Don’t worry, it won’t get cold in that amount of time! While you wait, make the gravy using the drippings collected during the cook.
Enjoy the Turkey!
Dietary restrictions or not, turkey can be enjoyed by all! Well cooked meat doesn’t need a lot of extra ingredients, as this recipe proves! Leaving out the butter to make a dairy-free turkey will not disappoint anyone at your table. Try making charcoal grilled turkey at your next gathering. Not only will everyone love it, but your oven will also be available to cook or keep warm all the other dishes!
The outside of the roasting pan will get quite sooty. Grab some baking soda and a sponge with a scrub pad. Get the sponge wet then sprinkle it liberally with baking soda. Rub the baking soda on the outside of the pan, and the soot will wipe off easily! This trick even works if you’ve left the pan sit for several days before tackling the soot (don’t judge…the inside was clean!). So don’t stress about it until you have time![thrive_leads id=’8031′]

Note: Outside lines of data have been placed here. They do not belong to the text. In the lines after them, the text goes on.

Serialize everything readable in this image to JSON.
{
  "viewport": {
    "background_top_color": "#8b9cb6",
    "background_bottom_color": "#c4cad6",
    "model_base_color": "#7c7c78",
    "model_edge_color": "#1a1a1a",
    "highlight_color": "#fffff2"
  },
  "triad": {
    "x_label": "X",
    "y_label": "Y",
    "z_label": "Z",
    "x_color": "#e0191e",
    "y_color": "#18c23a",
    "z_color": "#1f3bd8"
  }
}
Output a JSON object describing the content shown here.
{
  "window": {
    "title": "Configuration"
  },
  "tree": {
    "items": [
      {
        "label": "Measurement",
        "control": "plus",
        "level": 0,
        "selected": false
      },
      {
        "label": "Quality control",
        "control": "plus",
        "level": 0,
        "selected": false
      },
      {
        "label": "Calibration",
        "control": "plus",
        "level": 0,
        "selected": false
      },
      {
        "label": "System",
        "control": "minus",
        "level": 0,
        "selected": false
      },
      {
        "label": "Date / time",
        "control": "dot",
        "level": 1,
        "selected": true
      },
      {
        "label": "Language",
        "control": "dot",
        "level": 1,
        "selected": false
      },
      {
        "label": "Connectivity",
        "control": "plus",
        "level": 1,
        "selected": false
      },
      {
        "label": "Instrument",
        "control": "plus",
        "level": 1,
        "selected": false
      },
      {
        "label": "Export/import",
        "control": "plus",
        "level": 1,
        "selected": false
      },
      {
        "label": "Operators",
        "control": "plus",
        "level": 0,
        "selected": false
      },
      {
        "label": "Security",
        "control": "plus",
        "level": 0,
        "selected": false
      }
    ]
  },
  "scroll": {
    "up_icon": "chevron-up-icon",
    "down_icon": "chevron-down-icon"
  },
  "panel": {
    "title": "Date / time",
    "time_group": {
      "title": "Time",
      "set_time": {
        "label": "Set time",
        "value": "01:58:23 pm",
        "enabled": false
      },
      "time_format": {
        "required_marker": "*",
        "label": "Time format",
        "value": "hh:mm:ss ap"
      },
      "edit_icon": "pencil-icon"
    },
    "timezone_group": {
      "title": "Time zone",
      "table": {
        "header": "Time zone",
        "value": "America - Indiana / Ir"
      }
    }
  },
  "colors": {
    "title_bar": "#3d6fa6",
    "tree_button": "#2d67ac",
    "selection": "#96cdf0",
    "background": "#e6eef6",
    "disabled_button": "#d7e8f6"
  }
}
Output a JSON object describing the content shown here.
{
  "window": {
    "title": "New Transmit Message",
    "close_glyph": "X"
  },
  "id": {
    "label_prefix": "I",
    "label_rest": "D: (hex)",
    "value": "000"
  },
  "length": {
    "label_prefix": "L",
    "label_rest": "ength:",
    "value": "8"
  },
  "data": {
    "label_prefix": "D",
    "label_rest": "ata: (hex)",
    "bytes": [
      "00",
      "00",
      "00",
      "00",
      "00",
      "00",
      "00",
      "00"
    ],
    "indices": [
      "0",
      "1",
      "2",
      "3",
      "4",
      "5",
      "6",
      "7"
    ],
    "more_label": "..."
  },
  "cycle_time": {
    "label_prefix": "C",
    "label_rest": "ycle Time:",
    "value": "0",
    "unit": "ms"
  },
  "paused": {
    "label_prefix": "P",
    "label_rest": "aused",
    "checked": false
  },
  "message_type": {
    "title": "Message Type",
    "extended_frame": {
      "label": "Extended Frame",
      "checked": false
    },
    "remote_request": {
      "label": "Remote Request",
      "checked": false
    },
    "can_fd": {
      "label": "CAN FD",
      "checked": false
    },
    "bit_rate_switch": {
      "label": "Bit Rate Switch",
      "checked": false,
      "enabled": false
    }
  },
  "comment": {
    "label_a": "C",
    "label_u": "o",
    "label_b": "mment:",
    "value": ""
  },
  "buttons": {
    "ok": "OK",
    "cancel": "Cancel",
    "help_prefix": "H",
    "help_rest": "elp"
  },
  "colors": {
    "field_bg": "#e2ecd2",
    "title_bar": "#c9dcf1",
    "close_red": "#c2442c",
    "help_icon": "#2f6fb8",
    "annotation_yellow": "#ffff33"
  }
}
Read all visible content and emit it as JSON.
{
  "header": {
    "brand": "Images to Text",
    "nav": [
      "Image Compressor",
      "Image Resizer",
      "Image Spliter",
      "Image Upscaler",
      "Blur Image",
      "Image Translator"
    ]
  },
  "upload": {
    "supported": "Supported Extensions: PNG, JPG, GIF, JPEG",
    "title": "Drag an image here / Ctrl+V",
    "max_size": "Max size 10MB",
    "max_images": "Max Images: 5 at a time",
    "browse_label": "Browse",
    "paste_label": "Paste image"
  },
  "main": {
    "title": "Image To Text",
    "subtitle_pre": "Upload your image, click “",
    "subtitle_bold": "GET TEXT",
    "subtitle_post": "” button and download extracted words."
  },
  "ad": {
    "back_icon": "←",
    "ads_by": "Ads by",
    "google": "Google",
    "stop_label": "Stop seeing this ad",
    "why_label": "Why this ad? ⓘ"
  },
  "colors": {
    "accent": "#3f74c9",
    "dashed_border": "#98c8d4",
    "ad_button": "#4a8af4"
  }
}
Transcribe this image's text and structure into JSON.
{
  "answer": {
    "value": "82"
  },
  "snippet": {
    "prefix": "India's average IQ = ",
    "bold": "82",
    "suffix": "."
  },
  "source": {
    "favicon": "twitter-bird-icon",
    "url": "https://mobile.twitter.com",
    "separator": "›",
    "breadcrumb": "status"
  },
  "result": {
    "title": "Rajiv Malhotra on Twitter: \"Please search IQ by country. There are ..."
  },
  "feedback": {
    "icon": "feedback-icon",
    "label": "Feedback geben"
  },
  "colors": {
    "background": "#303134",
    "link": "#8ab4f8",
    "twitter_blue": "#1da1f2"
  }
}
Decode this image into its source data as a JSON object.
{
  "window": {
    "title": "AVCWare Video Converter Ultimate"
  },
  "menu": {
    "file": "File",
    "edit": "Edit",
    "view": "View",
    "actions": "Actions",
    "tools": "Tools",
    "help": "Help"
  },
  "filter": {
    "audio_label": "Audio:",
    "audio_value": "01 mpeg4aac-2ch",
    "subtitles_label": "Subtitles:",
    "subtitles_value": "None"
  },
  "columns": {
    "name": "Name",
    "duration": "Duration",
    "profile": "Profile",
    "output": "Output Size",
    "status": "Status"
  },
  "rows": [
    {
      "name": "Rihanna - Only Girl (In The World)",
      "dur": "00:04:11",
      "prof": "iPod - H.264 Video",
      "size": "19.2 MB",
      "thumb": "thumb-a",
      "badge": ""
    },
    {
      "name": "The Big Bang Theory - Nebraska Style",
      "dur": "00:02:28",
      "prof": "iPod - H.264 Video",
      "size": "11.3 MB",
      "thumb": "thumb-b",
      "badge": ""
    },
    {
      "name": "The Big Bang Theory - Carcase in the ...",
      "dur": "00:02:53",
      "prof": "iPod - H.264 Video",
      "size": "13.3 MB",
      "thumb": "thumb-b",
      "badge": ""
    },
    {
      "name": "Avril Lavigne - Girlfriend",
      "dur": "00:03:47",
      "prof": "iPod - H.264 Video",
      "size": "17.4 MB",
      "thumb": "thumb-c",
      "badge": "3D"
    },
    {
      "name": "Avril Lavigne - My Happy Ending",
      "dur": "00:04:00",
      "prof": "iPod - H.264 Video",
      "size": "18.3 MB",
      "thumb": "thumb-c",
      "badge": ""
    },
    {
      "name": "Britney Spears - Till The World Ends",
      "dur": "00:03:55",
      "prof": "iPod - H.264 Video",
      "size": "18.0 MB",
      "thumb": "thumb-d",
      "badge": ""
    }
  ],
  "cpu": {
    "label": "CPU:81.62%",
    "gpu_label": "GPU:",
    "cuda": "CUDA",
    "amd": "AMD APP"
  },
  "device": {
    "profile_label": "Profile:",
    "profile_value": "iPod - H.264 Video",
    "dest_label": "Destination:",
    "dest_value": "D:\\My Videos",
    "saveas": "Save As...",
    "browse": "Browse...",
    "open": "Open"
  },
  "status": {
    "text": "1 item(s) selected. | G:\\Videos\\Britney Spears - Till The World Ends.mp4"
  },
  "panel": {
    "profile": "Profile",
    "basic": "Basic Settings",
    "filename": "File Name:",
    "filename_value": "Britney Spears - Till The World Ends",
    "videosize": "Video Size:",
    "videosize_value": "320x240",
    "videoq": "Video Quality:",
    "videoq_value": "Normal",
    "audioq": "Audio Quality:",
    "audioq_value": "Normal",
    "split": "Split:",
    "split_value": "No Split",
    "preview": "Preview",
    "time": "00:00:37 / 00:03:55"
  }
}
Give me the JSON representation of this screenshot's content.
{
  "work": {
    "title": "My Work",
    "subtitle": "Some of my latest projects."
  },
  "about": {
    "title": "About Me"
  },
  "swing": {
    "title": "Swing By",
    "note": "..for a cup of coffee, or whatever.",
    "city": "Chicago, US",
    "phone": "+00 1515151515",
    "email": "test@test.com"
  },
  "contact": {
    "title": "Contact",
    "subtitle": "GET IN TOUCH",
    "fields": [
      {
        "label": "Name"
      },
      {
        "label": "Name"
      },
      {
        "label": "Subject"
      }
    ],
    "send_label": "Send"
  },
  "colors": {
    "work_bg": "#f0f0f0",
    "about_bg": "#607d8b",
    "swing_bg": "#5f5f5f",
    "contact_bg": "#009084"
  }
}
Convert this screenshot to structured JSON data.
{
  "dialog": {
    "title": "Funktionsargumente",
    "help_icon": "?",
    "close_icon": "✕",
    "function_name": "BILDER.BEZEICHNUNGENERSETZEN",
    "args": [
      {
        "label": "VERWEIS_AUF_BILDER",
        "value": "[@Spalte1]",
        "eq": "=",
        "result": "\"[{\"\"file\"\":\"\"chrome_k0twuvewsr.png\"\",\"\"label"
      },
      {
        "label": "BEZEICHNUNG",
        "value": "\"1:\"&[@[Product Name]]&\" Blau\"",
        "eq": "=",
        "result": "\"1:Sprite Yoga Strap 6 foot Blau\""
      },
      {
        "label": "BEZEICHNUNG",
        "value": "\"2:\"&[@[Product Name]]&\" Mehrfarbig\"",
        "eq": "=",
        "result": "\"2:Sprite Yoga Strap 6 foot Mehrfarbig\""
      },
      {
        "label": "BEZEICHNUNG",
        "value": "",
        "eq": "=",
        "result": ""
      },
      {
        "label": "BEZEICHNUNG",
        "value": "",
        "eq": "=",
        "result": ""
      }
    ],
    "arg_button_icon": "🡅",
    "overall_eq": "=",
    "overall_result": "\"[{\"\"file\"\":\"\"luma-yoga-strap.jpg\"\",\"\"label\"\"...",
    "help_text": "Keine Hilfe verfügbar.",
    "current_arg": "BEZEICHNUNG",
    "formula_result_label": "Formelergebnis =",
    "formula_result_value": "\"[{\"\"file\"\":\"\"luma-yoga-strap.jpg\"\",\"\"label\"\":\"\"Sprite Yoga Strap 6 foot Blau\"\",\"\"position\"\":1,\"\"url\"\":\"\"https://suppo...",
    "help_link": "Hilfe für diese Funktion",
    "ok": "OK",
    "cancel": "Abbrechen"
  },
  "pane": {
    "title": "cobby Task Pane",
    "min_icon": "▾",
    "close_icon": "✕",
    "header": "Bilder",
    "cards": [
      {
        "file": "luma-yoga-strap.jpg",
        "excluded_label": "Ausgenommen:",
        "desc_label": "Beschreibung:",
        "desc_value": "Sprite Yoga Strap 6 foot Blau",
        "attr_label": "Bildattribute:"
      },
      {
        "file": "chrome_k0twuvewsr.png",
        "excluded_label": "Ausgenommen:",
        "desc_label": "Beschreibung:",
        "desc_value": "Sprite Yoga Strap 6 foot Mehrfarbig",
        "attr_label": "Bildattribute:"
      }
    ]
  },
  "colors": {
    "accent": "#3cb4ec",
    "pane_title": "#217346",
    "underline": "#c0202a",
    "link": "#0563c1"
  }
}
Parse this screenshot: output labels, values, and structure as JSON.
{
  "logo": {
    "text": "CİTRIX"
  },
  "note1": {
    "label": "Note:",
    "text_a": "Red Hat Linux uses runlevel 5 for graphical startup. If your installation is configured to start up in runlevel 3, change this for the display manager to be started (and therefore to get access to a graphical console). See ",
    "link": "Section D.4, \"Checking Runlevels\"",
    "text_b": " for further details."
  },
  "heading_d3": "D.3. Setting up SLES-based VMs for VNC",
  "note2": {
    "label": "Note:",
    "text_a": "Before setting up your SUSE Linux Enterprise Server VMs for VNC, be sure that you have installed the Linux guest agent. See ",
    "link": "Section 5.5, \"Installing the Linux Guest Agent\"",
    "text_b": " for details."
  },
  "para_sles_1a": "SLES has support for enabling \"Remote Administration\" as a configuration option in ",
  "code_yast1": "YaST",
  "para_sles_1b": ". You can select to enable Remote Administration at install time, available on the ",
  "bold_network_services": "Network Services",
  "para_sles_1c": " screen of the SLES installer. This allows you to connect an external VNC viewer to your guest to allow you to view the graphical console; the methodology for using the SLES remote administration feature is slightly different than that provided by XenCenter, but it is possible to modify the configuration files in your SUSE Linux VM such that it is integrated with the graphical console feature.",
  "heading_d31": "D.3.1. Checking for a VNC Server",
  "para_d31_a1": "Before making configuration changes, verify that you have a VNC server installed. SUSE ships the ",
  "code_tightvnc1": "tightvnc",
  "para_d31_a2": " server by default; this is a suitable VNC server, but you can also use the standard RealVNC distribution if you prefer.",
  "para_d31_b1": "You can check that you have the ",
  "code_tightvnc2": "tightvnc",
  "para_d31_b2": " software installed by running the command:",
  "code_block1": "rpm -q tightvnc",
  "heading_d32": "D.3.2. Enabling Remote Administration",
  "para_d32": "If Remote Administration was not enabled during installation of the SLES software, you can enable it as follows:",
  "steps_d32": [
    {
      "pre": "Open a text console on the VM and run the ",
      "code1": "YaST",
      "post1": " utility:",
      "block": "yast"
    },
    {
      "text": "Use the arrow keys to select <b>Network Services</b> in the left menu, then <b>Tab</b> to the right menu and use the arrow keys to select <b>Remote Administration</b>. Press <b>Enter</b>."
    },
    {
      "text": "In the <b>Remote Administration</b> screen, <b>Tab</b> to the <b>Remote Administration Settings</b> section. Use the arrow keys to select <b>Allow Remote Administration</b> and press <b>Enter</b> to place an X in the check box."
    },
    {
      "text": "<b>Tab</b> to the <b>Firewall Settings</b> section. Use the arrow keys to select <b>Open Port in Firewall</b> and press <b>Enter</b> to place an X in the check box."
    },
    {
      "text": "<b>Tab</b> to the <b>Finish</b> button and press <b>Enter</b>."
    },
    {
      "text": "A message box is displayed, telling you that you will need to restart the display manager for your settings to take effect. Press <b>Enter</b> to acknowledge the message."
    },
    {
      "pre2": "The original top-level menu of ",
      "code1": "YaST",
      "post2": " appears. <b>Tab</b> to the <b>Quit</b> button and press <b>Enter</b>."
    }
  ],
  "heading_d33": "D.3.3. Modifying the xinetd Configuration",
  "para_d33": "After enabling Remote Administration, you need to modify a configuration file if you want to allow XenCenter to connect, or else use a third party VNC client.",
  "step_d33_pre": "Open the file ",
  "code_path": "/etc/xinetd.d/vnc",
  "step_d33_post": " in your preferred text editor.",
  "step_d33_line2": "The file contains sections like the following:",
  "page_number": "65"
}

Charcoal Grilled Turkey
Free up your oven by using the grill to cook your next turkey! This AIP and Paleo recipe is gluten, dairy, and egg free allowing you and all your guests to enjoy turkey this holiday season.
- 16 pound fresh turkey
- 1 recipe Alton Brown’s brine
- 1 sprig fresh rosemary
- 1 sprig fresh thyme
- 1 lemon sliced
- 1 apple quartered
- 1 cup dry white wine
Remove the neck and organs from the turkey. Put in refrigerator for gravy. Make one batch of Alton Brown’s turkey brine and soak turkey for 8 to 16 hours.
Light charcoal grill and bring to 325°. Create indirect heat by using a plate setter underneath the grill grate or some other method.
Remove turkey from brine, pat dry, and place on v-rack. Allow to rest, uncovered, in the fridge for 2-6 hours.
Remove turkey from fridge and place a bag of ice on the breast to keep it cool while preparing the pan and turkey for the grill.
Insert fresh rosemary and thyme into the cavity of the turkey. Place apples, lemon, and white wine in the roasting pan under the turkey.
Place slow-cook meat thermometer in the innermost part of the breast. Put the turkey on the grill. Cook until the internal temperature reaches 165°. You may need to rotate the turkey halfway through for even browning.
Allow turkey to rest for 30 minutes prior to carving. Keep pan drippings to make gravy.